━━━ INFORMATION SUPPLIED ━━━

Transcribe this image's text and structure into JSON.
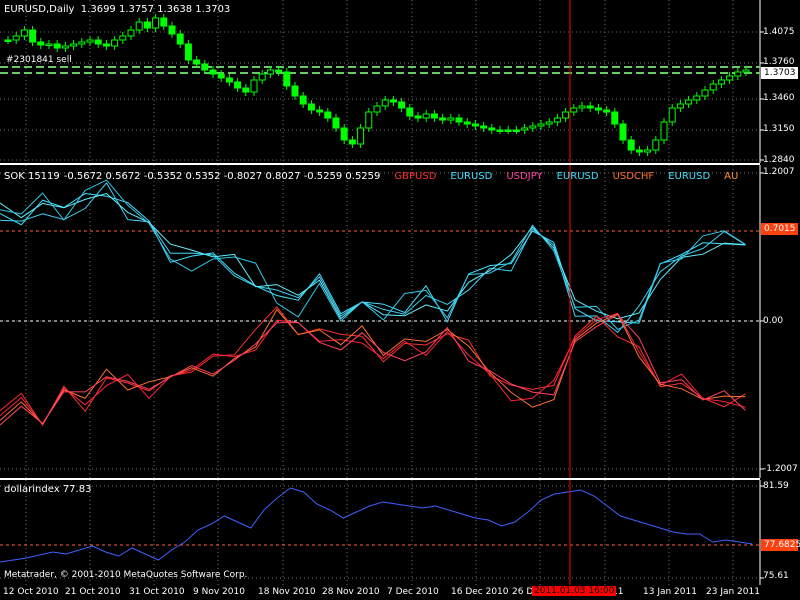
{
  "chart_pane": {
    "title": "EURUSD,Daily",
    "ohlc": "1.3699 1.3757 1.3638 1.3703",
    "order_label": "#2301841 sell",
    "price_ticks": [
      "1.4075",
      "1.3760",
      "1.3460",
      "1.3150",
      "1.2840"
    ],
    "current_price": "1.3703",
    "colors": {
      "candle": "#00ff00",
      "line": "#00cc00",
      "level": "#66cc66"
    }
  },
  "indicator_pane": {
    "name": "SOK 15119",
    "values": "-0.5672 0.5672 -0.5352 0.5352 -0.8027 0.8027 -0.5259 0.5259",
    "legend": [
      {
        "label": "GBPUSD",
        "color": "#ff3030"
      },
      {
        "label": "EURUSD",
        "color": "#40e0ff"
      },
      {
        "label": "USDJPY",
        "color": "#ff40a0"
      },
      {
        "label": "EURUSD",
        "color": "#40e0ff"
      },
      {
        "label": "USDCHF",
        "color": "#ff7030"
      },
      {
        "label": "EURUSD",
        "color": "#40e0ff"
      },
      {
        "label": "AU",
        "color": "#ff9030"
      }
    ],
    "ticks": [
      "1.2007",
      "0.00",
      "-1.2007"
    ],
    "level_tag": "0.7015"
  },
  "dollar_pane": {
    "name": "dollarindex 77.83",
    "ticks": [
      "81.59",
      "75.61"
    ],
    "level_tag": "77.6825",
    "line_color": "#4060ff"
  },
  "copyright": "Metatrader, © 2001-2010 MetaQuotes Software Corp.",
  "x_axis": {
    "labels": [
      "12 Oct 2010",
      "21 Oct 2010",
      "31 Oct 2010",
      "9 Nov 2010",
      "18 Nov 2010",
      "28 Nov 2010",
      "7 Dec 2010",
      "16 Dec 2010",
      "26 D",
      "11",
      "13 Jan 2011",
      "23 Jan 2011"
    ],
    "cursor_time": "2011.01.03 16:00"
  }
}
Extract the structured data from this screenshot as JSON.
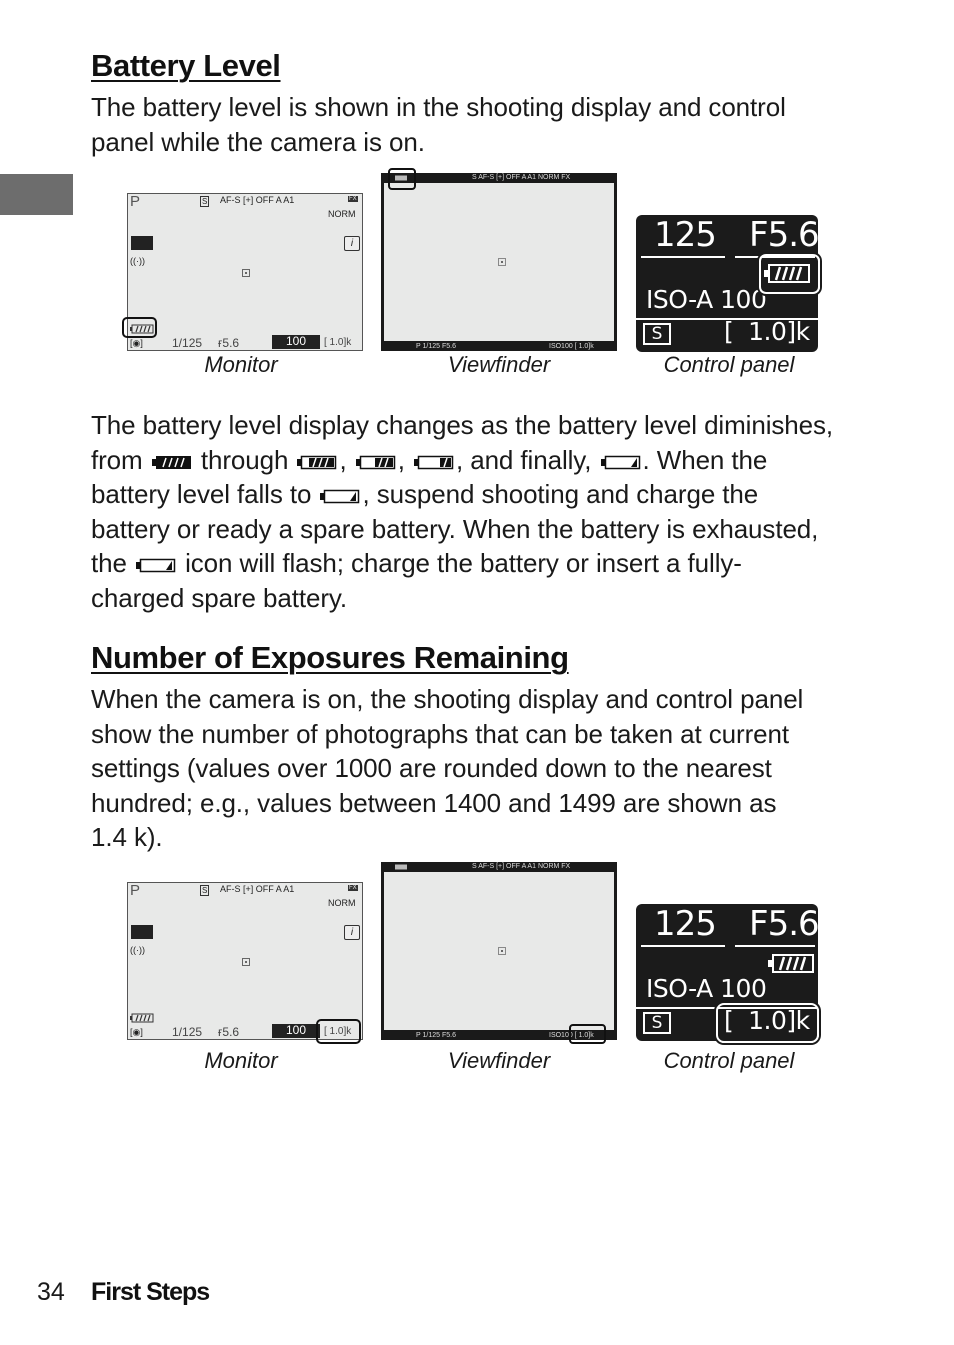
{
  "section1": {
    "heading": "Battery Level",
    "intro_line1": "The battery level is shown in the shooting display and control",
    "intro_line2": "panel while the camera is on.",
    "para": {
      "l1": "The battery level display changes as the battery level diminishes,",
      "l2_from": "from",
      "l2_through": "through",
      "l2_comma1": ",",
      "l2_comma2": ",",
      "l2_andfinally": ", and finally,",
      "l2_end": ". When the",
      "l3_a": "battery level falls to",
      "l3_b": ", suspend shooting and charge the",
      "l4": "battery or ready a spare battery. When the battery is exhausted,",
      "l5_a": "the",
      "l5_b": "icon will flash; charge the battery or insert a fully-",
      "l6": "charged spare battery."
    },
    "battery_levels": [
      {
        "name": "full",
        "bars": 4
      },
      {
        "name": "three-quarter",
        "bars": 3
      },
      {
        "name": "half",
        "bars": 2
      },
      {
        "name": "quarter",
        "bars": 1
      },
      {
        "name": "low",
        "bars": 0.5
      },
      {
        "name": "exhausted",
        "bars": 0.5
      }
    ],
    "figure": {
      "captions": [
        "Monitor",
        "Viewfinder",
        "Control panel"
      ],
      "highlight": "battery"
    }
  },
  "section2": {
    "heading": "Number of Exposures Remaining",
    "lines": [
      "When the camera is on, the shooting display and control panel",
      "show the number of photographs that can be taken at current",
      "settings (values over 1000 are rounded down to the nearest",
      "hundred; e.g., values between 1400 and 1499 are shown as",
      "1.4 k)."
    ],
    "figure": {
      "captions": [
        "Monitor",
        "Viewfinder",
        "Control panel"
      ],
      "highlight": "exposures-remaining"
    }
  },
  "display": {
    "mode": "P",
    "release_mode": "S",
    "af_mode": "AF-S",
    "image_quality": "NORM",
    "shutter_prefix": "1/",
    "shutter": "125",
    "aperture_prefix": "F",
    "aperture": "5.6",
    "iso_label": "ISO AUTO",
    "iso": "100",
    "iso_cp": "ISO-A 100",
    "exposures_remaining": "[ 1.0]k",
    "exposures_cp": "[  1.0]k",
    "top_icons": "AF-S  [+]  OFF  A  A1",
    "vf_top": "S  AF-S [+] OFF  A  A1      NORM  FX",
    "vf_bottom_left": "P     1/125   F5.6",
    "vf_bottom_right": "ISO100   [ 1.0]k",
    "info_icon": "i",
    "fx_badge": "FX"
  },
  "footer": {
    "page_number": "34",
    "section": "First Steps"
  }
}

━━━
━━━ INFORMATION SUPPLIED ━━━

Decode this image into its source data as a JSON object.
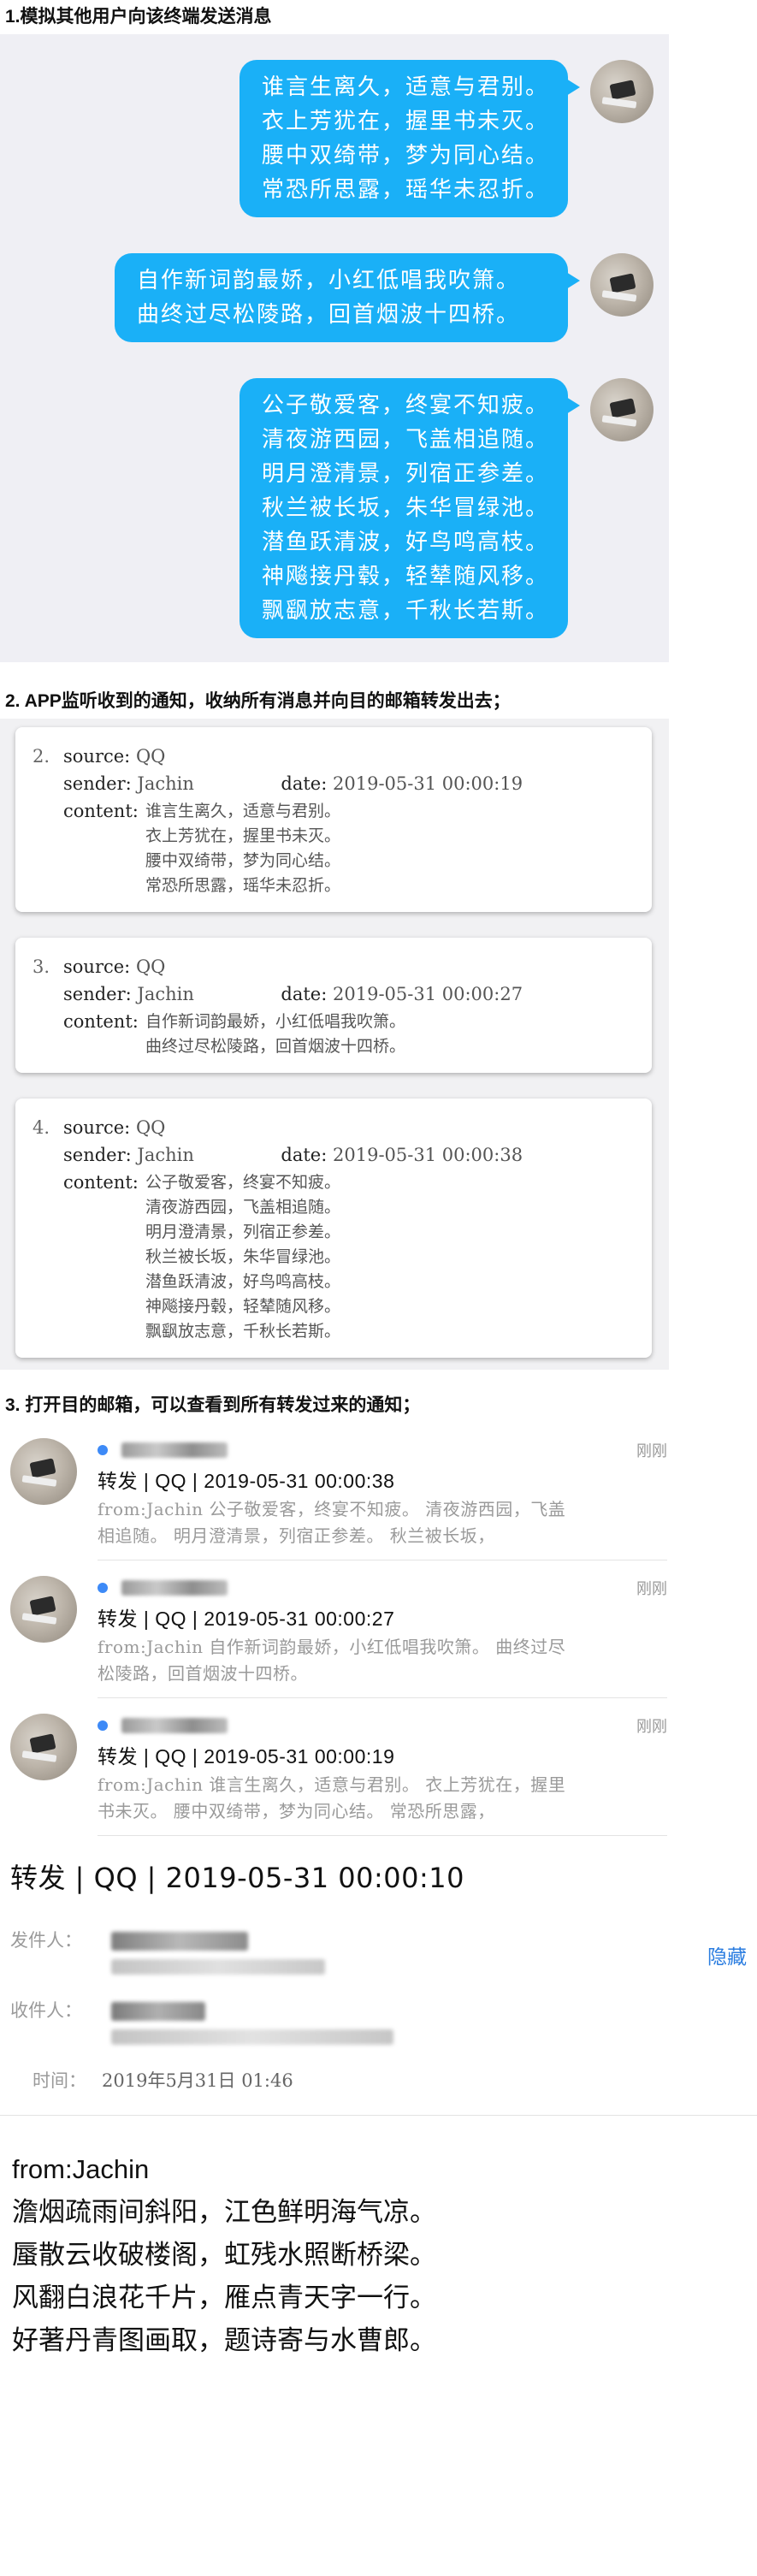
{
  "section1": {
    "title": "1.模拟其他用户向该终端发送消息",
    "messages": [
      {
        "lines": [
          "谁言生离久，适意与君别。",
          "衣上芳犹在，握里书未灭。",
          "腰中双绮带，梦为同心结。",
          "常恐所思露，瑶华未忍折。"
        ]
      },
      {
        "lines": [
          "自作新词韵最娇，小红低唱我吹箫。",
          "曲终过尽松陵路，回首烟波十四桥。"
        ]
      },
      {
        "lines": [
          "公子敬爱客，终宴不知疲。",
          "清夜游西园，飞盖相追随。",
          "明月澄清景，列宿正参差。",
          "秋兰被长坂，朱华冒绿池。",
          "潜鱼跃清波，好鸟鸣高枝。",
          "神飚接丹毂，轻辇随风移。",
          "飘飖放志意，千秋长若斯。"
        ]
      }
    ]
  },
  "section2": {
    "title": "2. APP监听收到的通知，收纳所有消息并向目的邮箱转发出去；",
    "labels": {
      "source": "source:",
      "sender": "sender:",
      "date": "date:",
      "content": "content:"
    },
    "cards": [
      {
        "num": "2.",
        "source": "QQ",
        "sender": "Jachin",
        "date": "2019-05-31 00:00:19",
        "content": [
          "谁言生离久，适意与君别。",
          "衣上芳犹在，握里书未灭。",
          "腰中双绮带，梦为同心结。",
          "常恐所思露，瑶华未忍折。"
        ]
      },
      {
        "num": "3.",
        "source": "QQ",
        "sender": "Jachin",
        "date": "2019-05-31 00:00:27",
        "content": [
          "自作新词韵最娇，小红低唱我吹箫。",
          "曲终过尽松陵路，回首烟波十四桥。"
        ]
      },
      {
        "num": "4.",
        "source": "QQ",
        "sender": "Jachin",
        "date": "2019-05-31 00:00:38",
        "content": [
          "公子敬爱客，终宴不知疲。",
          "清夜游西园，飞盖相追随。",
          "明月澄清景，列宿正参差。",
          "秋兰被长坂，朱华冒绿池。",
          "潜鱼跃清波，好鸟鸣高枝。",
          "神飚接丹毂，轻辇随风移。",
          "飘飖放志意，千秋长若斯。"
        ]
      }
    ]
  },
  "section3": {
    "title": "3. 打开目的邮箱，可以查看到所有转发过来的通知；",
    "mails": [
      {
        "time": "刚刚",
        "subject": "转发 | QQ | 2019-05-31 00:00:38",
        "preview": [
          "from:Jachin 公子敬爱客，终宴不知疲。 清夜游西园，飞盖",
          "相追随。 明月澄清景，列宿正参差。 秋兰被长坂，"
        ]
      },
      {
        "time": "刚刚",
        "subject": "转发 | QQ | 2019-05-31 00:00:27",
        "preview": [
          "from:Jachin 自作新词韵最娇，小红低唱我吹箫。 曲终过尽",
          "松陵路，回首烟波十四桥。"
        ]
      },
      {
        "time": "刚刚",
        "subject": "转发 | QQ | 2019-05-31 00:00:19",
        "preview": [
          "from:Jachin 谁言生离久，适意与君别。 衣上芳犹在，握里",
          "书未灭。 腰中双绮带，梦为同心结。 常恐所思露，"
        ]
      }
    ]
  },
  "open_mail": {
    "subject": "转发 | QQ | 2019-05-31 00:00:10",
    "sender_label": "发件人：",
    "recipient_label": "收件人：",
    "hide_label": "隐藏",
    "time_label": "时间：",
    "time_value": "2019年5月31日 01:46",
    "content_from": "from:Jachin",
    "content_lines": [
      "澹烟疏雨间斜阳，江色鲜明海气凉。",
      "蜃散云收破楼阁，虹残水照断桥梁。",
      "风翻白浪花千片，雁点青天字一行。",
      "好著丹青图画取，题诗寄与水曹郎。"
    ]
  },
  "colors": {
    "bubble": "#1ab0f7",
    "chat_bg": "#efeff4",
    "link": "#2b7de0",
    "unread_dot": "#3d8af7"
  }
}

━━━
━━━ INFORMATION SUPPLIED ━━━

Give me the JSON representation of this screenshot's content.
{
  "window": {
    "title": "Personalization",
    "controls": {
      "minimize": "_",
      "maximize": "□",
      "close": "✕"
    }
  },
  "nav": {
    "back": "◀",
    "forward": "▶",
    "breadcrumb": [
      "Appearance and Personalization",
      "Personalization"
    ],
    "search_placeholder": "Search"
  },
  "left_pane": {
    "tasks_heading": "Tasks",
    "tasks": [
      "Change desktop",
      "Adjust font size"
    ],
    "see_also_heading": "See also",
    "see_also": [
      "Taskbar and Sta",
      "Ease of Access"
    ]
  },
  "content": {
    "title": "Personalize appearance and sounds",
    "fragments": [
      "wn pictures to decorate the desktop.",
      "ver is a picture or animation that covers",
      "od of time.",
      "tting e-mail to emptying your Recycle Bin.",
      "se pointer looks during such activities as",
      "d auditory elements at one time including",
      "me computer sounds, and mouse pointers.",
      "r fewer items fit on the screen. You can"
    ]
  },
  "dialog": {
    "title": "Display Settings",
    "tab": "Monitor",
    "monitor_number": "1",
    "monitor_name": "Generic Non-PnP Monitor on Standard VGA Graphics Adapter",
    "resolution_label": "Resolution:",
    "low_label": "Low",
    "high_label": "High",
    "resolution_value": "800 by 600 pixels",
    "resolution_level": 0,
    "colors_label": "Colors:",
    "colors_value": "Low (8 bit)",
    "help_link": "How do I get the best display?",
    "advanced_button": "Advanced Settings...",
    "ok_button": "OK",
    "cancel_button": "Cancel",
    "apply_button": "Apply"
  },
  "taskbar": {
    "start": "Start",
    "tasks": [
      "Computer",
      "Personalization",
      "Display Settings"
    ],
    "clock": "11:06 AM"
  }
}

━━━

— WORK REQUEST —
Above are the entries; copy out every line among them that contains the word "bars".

— WRITTEN RESPONSE —
        "bars": 4
        "bars": 3
        "bars": 2
        "bars": 1
        "bars": 0.5
        "bars": 0.5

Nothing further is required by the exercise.